Commissioners are set to take over Tauranga City Councillors’ responsibilities in February, but with so few details about the appointments, questions remain over how the public will still be able to engage with the decision-making process.
People and engagement general manager Susan Jamieson says it's too early to give definitive answers about whether the commissioners will be as readily available to the public as councillors are.
She says the commissioners will determine what the community engagement process will look like.
The appointments will be announced in early February and they take up their roles on February 8.
Councillors’ mobile numbers and emails are on the council website and councillor Kelvin Clout says they are effectively open to the public all hours of the day and night.
He is contacted up to 20 times a week, with a lot of this requiring follow up with council staff or connecting people in the community.
Kelvin doesn’t agree with the appointment of commissioners and says it is a step too far.
“To replace all of the elected members with unelected bureaucrats is a backward step for local democracy.”
One of his biggest concerns is people won’t have the same level of access to the commissioners and they might not be Tauranga-based.
He says because the commissioners are unelected, they’re not as accountable to the voters.
“I think the community will be really short changed.”
The commission will still be required to abide by the Local Government Act, so meetings will be open to the public and formal consultation processes will continue.
Susan says as part of the commissioner appointment process, the Minister of Local Government Nanaia Mahuta made it clear that she expects a high level of community engagement and will be seeking to appoint people with strong relationship-building capabilities who can quickly develop the confidence of the community.
In December, Mahuta announced a commission will be appointed saying council had not presented sufficient evidence on how it would address its problems.
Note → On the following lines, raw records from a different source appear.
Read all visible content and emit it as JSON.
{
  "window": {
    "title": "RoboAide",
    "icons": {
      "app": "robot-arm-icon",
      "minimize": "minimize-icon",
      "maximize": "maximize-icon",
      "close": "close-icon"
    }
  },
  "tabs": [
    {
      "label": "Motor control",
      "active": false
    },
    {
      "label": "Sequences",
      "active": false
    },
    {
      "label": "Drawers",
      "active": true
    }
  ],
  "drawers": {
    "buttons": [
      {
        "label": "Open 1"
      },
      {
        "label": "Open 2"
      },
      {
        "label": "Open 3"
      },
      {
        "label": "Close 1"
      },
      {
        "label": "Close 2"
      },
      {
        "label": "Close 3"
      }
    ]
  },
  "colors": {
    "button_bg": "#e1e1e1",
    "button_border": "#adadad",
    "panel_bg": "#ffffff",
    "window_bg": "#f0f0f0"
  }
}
“I consider a commission to be necessary to deliver the strategic leadership that the council and city needs.”
Last year, councillor Jako Abrie and Mayor Tenby Powell resigned, citing dysfunction amongst the councillors and calling for commissioners to be appointed.
Until the appointments on February 8, councillors remain in their roles and can be contacted. Any operational matters or information requests should be dealt with by council.